### Supplied material
********

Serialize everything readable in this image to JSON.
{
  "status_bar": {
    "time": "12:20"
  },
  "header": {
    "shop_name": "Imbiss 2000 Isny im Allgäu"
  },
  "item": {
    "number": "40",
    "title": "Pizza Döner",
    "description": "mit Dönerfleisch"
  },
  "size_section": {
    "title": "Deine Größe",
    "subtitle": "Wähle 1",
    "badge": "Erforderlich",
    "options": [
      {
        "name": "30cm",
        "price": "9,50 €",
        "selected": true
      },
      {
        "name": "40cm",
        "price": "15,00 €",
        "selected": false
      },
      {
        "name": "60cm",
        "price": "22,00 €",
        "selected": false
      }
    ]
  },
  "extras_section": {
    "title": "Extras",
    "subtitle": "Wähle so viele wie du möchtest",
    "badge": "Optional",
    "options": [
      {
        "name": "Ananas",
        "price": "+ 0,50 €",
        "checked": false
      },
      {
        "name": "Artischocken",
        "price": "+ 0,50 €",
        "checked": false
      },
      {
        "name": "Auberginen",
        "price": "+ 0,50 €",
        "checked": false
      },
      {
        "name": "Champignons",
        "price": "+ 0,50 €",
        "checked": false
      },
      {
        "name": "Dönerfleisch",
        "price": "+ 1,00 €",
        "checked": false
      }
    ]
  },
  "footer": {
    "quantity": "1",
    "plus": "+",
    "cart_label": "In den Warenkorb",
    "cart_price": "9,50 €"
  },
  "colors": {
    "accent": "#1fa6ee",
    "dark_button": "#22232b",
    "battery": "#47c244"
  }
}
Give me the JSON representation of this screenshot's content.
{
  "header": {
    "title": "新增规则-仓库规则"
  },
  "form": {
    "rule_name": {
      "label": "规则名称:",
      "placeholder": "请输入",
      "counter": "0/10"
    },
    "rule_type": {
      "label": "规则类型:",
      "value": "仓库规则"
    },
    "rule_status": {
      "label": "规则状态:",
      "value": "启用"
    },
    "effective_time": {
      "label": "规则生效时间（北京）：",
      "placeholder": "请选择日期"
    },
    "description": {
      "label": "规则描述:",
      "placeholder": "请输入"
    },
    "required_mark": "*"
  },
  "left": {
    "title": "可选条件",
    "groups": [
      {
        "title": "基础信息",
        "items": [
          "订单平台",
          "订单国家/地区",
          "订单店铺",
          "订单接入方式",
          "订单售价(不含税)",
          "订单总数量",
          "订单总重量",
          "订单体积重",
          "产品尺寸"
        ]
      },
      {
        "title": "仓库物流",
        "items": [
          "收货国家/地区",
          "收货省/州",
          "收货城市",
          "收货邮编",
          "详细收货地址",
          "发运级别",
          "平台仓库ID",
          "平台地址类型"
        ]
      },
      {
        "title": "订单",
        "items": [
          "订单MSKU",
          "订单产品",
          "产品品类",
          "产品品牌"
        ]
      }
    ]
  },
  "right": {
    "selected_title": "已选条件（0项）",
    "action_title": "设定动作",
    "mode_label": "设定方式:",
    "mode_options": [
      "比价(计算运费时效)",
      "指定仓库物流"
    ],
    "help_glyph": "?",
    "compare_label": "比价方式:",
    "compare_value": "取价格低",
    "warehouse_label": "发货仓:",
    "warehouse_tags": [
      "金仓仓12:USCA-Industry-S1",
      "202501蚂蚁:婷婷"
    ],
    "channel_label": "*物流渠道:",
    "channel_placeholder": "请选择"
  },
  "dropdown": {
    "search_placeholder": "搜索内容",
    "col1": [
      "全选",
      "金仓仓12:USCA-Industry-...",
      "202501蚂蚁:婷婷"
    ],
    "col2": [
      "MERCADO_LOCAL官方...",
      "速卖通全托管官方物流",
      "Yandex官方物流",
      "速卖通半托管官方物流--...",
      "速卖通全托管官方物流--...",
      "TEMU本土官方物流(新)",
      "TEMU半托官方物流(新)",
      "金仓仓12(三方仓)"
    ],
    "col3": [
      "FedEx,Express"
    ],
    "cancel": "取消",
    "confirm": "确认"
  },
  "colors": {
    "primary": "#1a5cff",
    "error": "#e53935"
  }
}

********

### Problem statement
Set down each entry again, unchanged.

### Finished task
Serialize everything readable in this image to JSON.
{
  "status_bar": {
    "time": "12:20"
  },
  "header": {
    "shop_name": "Imbiss 2000 Isny im Allgäu"
  },
  "item": {
    "number": "40",
    "title": "Pizza Döner",
    "description": "mit Dönerfleisch"
  },
  "size_section": {
    "title": "Deine Größe",
    "subtitle": "Wähle 1",
    "badge": "Erforderlich",
    "options": [
      {
        "name": "30cm",
        "price": "9,50 €",
        "selected": true
      },
      {
        "name": "40cm",
        "price": "15,00 €",
        "selected": false
      },
      {
        "name": "60cm",
        "price": "22,00 €",
        "selected": false
      }
    ]
  },
  "extras_section": {
    "title": "Extras",
    "subtitle": "Wähle so viele wie du möchtest",
    "badge": "Optional",
    "options": [
      {
        "name": "Ananas",
        "price": "+ 0,50 €",
        "checked": false
      },
      {
        "name": "Artischocken",
        "price": "+ 0,50 €",
        "checked": false
      },
      {
        "name": "Auberginen",
        "price": "+ 0,50 €",
        "checked": false
      },
      {
        "name": "Champignons",
        "price": "+ 0,50 €",
        "checked": false
      },
      {
        "name": "Dönerfleisch",
        "price": "+ 1,00 €",
        "checked": false
      }
    ]
  },
  "footer": {
    "quantity": "1",
    "plus": "+",
    "cart_label": "In den Warenkorb",
    "cart_price": "9,50 €"
  },
  "colors": {
    "accent": "#1fa6ee",
    "dark_button": "#22232b",
    "battery": "#47c244"
  }
}
Give me the JSON representation of this screenshot's content.
{
  "header": {
    "title": "新增规则-仓库规则"
  },
  "form": {
    "rule_name": {
      "label": "规则名称:",
      "placeholder": "请输入",
      "counter": "0/10"
    },
    "rule_type": {
      "label": "规则类型:",
      "value": "仓库规则"
    },
    "rule_status": {
      "label": "规则状态:",
      "value": "启用"
    },
    "effective_time": {
      "label": "规则生效时间（北京）：",
      "placeholder": "请选择日期"
    },
    "description": {
      "label": "规则描述:",
      "placeholder": "请输入"
    },
    "required_mark": "*"
  },
  "left": {
    "title": "可选条件",
    "groups": [
      {
        "title": "基础信息",
        "items": [
          "订单平台",
          "订单国家/地区",
          "订单店铺",
          "订单接入方式",
          "订单售价(不含税)",
          "订单总数量",
          "订单总重量",
          "订单体积重",
          "产品尺寸"
        ]
      },
      {
        "title": "仓库物流",
        "items": [
          "收货国家/地区",
          "收货省/州",
          "收货城市",
          "收货邮编",
          "详细收货地址",
          "发运级别",
          "平台仓库ID",
          "平台地址类型"
        ]
      },
      {
        "title": "订单",
        "items": [
          "订单MSKU",
          "订单产品",
          "产品品类",
          "产品品牌"
        ]
      }
    ]
  },
  "right": {
    "selected_title": "已选条件（0项）",
    "action_title": "设定动作",
    "mode_label": "设定方式:",
    "mode_options": [
      "比价(计算运费时效)",
      "指定仓库物流"
    ],
    "help_glyph": "?",
    "compare_label": "比价方式:",
    "compare_value": "取价格低",
    "warehouse_label": "发货仓:",
    "warehouse_tags": [
      "金仓仓12:USCA-Industry-S1",
      "202501蚂蚁:婷婷"
    ],
    "channel_label": "*物流渠道:",
    "channel_placeholder": "请选择"
  },
  "dropdown": {
    "search_placeholder": "搜索内容",
    "col1": [
      "全选",
      "金仓仓12:USCA-Industry-...",
      "202501蚂蚁:婷婷"
    ],
    "col2": [
      "MERCADO_LOCAL官方...",
      "速卖通全托管官方物流",
      "Yandex官方物流",
      "速卖通半托管官方物流--...",
      "速卖通全托管官方物流--...",
      "TEMU本土官方物流(新)",
      "TEMU半托官方物流(新)",
      "金仓仓12(三方仓)"
    ],
    "col3": [
      "FedEx,Express"
    ],
    "cancel": "取消",
    "confirm": "确认"
  },
  "colors": {
    "primary": "#1a5cff",
    "error": "#e53935"
  }
}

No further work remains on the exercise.